Without stretching the point, it may be said the critical reaction to Old Gringo ranged from flat incomprehension (Roger Ebert) to outright dementia (Hal Hinson). You will observe that the major problem is the representation of a greatly beloved and influential writer. Take notice, then, how the problem is addressed in Old Gringo, by a procession of scrims founded on Giù la Testa (dir. Sergio Leone), which is itself significantly modeled on Lawrence of Arabia (dir. David Lean). The loose affiliation with the Leone school allows for erudition as a hallmark of its expressiveness, and so you have the city of Chihuahua in 1913 greatly resembling Gene Kelly’s New York in Hello, Dolly!, as well as the city in Leone’s film. Puenzo’s informative touches are all at one remove at least, such as the sunset effect through the French windows of the captured palace in the great carouse, which is a technical approach to certain scenes in The Sound of Music (dir. Robert Wise), or the romantic dance in the mirrored anteroom, with its suggestion of The Prince and the Showgirl (dir. Laurence Olivier). The overwhelming strangeness of this fictional account of Bierce in Mexico ultimately evokes him as much as anything else.
There is one exterior in Beloved Infidel (dir. Henry King) that has Gregory Peck as F. Scott Fitzgerald walking sunnily through a movie studio, and he really resembles Fitzgerald for a moment, something actors can do somehow, and he does it again in The Snows of Kilimanjaro, a brief Hemingway grin, merely. Peck really gets to the business of representing Bierce and tapping the deep vein of his sardonic vision in his last scenes as the author’s corpse. The surprising truth is that the film seems to have been generated for the sole purpose of satisfying the mind about Bierce’s disappearance.

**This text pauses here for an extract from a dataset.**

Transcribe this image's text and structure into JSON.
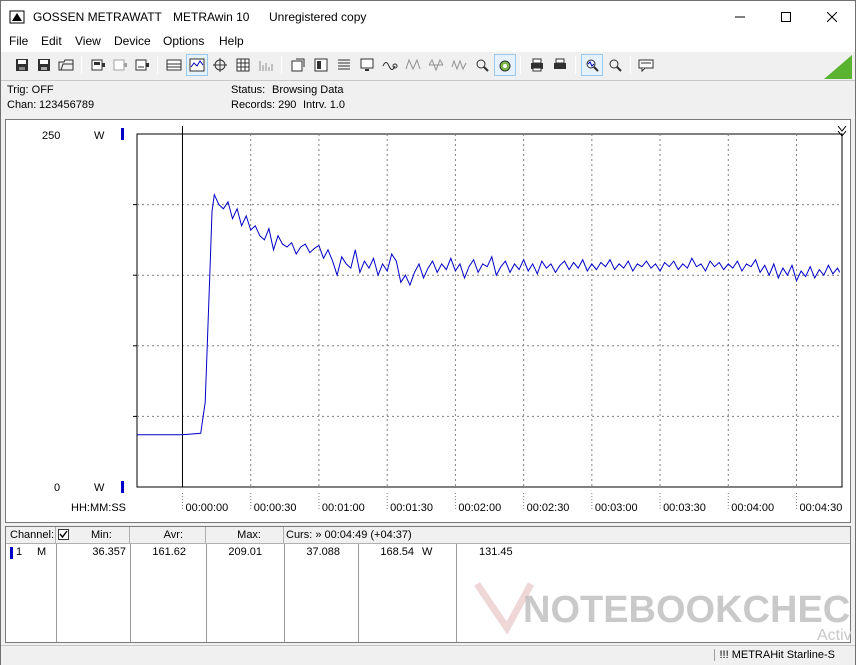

Jane Fonda plays a mirror image to this, the Innocent Abroad. Old Gringo is one of Peck’s masterful creations, not only vast enough to encompass one of Fonda’s remarkable inventions but structurally dependent on it.
In Buenos Aires, Puenzo finds the tone of the novel after two or three shots. He advances it to the time of filming with two or three more, and throughout the film he walks the tightrope thus set up.
There is a certain type of criticaster who always complains that a film is not a book, and another who hates a literary cinema. A novel is constructed otherwise than a film, unless it’s McTeague. Puenzo’s recomposition is based on incidental models (Dante, Piranesi, Borges) and cinematic constellations. A showman or barker equipped with scapulars exhibits a female “rat,” his lady assistant. Added to the fortuitous conjunction of old Joseph Grand (Robert Duvall) and the young choirboy as patients, there is suggested a firm basis on The Andromeda Strain (dir. Robert Wise). The madness of Cottard (Raul Julia) suggests that Camus’ own model might have been William Cameron Menzies’ Things to Come with its plague of “wandering sickness” met by bullets. There is a general outlay of associations with Resnais’ Providence and Losey’s M. Klein, formed or revealed by Camus’ stadium full of internees.
Martine the lady journalist (Sandrine Bonnaire) is carrying a gramophone with a silver bell in an ornate elevator when a rat darts up her skirt, retreats and dies a wobbly death. Minus her cameraman, she takes her place among the internees, anticipating Up Close & Personal (dir. Jon Avnet).
Father Paneloux sees divine judgement, and lies down living beside the dead choirboy in a communal grave. Dr. Rieux (William Hurt) defies God and fights the disease, according to Camus’ formula.
Puenzo showed his level of erudition à la Leone in Old Gringo. Nevertheless, the decision not to release this film theatrically in the U.S. was possibly a wise one, in view of the response to it on video. Note that Puenzo’s script was translated into English by Borges’ own colleague Norman Thomas Di Giovanni. The final sentence of the novel appears on the screen at the end, recalling Peckinpah’s citation of Brecht in Cross of Iron.